This metric can be computed at the database level (Use 'dbsnap2.txt' from the preparation materials), and also for each statement from a statement event monitor.
As a rule of thumb, for OLTP databases, IREF should be less than 10. 1 would be ideal. If your value is 8, for example, this means DB2 is evaluating 8 rows of data from the data pages to find 1 row to include in the result set. Values greater than 10 are a key indicator of physical design performance problems.
For Data Warehouse databases, having an IREF greater than 10 is common and expected. Still, as you work to make tuning improvements in your data warehouse, one of your goals should be to reduce your current IREF value. The lower you can get your database's IREF, the better your physical design - which will optimize CPU and I/O efficiency, and ultimately improve query throughput.
A shameless marketing moment...

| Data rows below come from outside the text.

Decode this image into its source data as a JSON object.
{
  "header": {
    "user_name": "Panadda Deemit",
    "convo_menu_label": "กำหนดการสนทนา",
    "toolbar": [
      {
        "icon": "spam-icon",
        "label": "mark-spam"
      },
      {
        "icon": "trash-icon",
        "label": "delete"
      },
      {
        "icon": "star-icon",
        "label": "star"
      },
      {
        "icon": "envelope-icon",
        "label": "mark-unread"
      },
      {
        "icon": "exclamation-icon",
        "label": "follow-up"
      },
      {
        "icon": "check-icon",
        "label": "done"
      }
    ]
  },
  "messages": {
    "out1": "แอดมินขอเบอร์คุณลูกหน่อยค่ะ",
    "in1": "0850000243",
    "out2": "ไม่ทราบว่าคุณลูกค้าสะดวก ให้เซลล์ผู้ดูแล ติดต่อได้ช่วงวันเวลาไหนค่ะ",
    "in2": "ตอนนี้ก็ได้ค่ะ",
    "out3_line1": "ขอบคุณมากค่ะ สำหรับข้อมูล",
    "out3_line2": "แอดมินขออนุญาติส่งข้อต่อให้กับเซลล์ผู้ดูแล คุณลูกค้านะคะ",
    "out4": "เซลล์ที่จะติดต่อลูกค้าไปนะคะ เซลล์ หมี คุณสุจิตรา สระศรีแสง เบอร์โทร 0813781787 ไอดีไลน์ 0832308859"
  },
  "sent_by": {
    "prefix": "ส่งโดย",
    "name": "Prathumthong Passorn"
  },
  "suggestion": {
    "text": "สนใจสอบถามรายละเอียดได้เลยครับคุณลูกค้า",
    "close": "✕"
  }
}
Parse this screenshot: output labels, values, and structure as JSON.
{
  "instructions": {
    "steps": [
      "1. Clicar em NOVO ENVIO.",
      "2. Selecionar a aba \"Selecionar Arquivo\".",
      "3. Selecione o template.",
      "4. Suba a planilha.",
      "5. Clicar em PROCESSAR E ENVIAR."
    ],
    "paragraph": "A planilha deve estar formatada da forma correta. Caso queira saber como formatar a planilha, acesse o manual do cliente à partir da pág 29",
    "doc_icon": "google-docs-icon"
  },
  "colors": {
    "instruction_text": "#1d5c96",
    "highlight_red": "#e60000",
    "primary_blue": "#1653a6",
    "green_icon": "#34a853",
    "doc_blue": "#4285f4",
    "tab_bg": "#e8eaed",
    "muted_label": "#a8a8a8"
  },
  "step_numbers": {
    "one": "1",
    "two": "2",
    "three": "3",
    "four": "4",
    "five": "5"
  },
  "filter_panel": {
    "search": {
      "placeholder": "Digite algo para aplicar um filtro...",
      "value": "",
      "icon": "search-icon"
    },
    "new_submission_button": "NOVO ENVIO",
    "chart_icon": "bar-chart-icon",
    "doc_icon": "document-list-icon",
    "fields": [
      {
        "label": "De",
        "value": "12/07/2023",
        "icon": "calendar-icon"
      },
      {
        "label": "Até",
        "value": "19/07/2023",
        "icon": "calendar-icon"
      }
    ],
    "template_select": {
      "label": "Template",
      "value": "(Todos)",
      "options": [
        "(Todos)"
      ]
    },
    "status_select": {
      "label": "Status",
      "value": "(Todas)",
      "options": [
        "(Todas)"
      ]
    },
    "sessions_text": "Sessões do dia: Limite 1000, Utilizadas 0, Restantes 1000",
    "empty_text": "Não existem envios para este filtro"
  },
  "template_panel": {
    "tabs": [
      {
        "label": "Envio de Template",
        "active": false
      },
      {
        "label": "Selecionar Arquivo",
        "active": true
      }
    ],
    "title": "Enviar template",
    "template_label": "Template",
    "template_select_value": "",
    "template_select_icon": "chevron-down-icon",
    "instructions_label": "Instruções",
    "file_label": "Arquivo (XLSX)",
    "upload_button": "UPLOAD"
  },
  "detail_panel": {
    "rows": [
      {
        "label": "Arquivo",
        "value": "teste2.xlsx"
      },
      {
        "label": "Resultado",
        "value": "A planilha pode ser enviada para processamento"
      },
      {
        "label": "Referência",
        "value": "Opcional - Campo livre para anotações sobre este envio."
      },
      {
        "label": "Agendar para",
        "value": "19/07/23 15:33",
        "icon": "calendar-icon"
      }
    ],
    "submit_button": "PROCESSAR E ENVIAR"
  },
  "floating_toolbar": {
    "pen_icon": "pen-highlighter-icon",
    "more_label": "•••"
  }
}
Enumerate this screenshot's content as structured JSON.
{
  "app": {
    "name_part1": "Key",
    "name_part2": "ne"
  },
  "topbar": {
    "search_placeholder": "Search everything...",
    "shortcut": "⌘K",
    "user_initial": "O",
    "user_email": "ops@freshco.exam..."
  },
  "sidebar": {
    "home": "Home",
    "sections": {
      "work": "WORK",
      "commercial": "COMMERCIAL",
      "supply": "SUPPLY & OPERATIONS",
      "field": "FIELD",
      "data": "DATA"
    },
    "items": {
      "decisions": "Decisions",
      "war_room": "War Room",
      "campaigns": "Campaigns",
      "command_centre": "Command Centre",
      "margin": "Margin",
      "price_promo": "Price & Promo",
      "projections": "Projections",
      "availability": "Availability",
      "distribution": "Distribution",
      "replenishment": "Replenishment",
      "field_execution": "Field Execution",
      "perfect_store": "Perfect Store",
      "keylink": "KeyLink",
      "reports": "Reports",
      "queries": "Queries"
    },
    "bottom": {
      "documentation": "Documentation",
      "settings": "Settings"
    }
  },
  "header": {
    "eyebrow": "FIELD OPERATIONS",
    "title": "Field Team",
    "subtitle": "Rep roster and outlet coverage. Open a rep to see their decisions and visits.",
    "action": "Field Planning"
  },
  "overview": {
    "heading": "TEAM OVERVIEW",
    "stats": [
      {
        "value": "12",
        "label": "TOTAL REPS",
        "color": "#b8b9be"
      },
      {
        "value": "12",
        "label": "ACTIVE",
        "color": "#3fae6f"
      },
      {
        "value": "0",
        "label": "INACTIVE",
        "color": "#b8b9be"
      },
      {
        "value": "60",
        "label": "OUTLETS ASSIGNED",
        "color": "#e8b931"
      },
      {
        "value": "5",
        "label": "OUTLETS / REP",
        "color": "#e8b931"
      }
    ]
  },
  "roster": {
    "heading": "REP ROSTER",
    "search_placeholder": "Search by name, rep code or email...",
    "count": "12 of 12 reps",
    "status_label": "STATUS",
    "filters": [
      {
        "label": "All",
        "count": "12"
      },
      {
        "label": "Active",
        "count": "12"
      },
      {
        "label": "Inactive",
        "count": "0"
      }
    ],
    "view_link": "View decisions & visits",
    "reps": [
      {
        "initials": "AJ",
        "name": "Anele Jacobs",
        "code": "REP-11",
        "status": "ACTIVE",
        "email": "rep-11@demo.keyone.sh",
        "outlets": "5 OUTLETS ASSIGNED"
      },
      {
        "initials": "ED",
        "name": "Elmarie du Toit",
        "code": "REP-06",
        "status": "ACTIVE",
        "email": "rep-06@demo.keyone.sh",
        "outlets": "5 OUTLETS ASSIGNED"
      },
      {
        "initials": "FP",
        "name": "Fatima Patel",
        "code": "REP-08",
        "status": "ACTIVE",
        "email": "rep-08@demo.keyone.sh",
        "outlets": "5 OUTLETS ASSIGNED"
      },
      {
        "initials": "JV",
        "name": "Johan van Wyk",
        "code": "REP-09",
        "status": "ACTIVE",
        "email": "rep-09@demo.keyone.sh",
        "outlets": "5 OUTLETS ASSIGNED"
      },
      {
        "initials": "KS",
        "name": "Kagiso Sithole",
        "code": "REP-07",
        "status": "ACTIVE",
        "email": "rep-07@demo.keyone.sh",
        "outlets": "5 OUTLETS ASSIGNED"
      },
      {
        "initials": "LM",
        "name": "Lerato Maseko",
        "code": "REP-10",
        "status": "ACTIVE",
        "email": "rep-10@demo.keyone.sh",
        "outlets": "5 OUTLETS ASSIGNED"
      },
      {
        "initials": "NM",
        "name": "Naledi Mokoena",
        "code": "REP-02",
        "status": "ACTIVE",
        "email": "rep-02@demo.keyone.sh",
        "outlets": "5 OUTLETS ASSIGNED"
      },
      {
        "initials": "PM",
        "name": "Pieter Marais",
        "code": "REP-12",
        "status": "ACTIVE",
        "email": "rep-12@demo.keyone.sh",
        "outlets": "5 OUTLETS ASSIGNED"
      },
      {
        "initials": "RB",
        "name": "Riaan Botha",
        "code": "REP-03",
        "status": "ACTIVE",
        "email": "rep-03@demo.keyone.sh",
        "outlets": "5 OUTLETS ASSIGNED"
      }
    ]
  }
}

Do you have your free copy of Brother-Eagle™ yet? Brother-Eagle will compute many of the metrics we are discussing here for you, automatically, and present them in a unique stock ticker format. Update 12 September 2015: The free edition of Brother-Eagle® is no longer available. Brother-Eagle is now part of the DBI pureFeat™ Performance Management Suite for IBM DB2 LUW.
Just for fun...
As someone who is very busy these days, and who isn't, I'm always looking for ways to save time. When I was a kid, my mom folded my underwear (please don't blush too much). When I was old enough, she made me fold it and put it away. It's funny how we drag childhood habits with us into our adult lives. Well, a few months ago I discovered I could save about 15 minutes a week if I just piled my undies up in a neat pile in put them in the drawer unfolded. Remarkably, this is going to save me about 13 hours a year. Thanks mom, but not anymore.
Until next time,
President & Founder, DBI Software
IBM DB2 GOLD Consultant